Last week Commercial Radio broadcast a tape of Arthur Li urging the Council of the University of Hong Kong not to appoint Johannes Chan. The government’s media defenders swung swiftly into action. “No smoking gun or incriminating remarks,” said the SCMP’s Alex Lo… “We know all this already,” he concluded. In the Standard, Mary Ma said the content of the leaks had “already been reported”, and “the bomb is more of a dud.”
Just a minute. The content of the leaks had certainly been reported already. It was reported by Billy Fung, the student representative on the Council, now much-abused for breaching the council’s confidentiality. But we did not “know all this already” because we were also told of Arthur Li’s response, which was that “Billy Fung is a liar.” So those of us who supposed that Professor Li might approach normal standards of integrity and truthfulness in public life were left with two conflicting stories. It seems we are now to conclude that, at least as far as Mr Lo and Ms Ma are concerned, Professor Li’s rebuttal of the initial leak was of no significance at all. They did not believe it. Professor Li now says that when he said Mr Fung was a liar he meant that he had breached the confidentiality rule.

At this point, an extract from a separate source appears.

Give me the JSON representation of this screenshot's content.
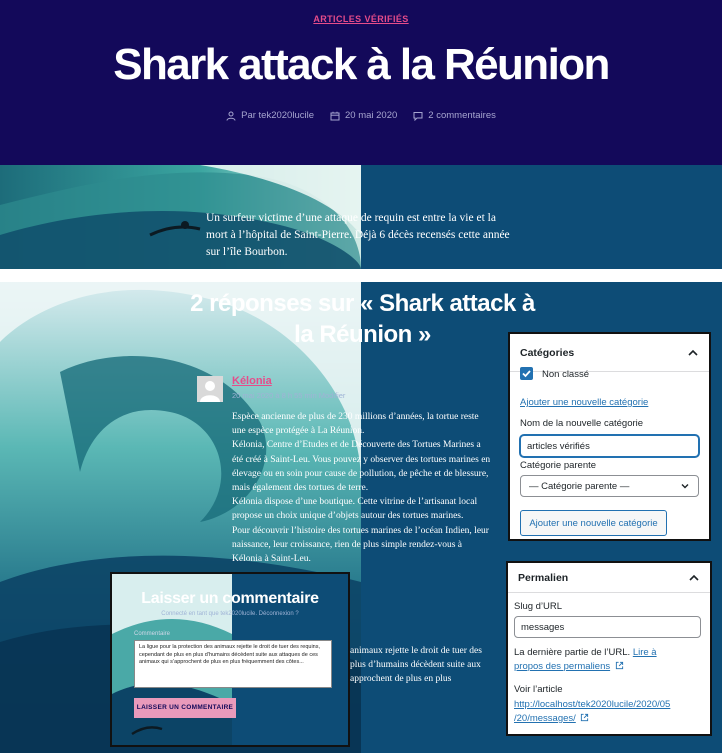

But that is not what his hearers would have understood by the remark. The normal and natural meaning of the words was that Mr Fung’s version of events was erroneous. I realise that Professor Li is a serial foot-in-mouth artist who is, as Ms Ma tactfully put it, “not the type to embarrass easily”. But it seems even his warmest supporters do not place much faith in what he says. This seems rather a disadvantage in a university councillor, let alone a council chairman.
But of course the university has no voice in the selection of its council chairman, which is a matter for the government. I share the pessimism of those who see no real prospect of local universities either shaking off their government appointees or divesting themselves of the automatic Chief Executive-Chancellor. But this seems to be taking the wrong approach anyway. The government has a legitimate role in appointing people to university councils, and indeed to many other bodies. The question is not whether there is a justifiable right to appoint, but whether that right is being misused.

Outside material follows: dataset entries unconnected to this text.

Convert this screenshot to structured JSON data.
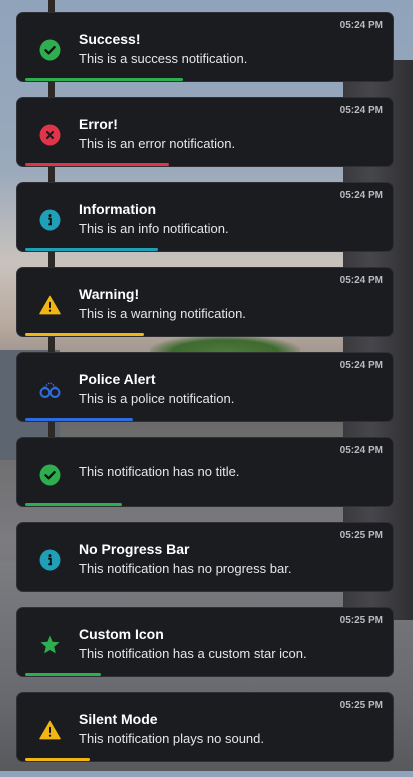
{
  "notifications": [
    {
      "type": "success",
      "title": "Success!",
      "message": "This is a success notification.",
      "time": "05:24 PM",
      "icon": "check-circle-icon",
      "color": "#2fae4f",
      "progress": 0.44
    },
    {
      "type": "error",
      "title": "Error!",
      "message": "This is an error notification.",
      "time": "05:24 PM",
      "icon": "x-circle-icon",
      "color": "#e0344a",
      "progress": 0.4
    },
    {
      "type": "info",
      "title": "Information",
      "message": "This is an info notification.",
      "time": "05:24 PM",
      "icon": "info-circle-icon",
      "color": "#1fa0b8",
      "progress": 0.37
    },
    {
      "type": "warning",
      "title": "Warning!",
      "message": "This is a warning notification.",
      "time": "05:24 PM",
      "icon": "warning-triangle-icon",
      "color": "#f2b614",
      "progress": 0.33
    },
    {
      "type": "police",
      "title": "Police Alert",
      "message": "This is a police notification.",
      "time": "05:24 PM",
      "icon": "handcuffs-icon",
      "color": "#2f6be0",
      "progress": 0.3
    },
    {
      "type": "success",
      "title": "",
      "message": "This notification has no title.",
      "time": "05:24 PM",
      "icon": "check-circle-icon",
      "color": "#2fae4f",
      "progress": 0.27
    },
    {
      "type": "info",
      "title": "No Progress Bar",
      "message": "This notification has no progress bar.",
      "time": "05:25 PM",
      "icon": "info-circle-icon",
      "color": "#1fa0b8",
      "progress": null
    },
    {
      "type": "custom",
      "title": "Custom Icon",
      "message": "This notification has a custom star icon.",
      "time": "05:25 PM",
      "icon": "star-icon",
      "color": "#2fae4f",
      "progress": 0.21
    },
    {
      "type": "warning",
      "title": "Silent Mode",
      "message": "This notification plays no sound.",
      "time": "05:25 PM",
      "icon": "warning-triangle-icon",
      "color": "#f2b614",
      "progress": 0.18
    }
  ]
}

The answer to the second question is yes. Leung Chun-ying was the first Chief Executive to recruit a politically appointed assistant for the specific purpose of polluting the government nomination machinery with politics. The government appoints hundreds of people to all kinds of courts, councils and advisory bodies. These appointments should be made on merit with a view to keeping up the quality of the deliberations of the bodies concerned.
Instead they are being used as a political reward system, and a sort of social security for superannuated members of the pro-Beijing party, the Democratic Alliance for the Betterment and Progress of Hong Kong. This is a drastic change for the worse which was never publicly acknowledged, defended or explained. I expect it was the Liaison Office’s idea. It is no wonder that our government has a tin ear for public sentiment. It spends too much time listening to its friends tell it how wonderful it is. This is a chorus in which the local media are increasingly willing to join. This is a recipe for long-term problems. If you can’t get any attention from the government without starting a riot, then riots there will be.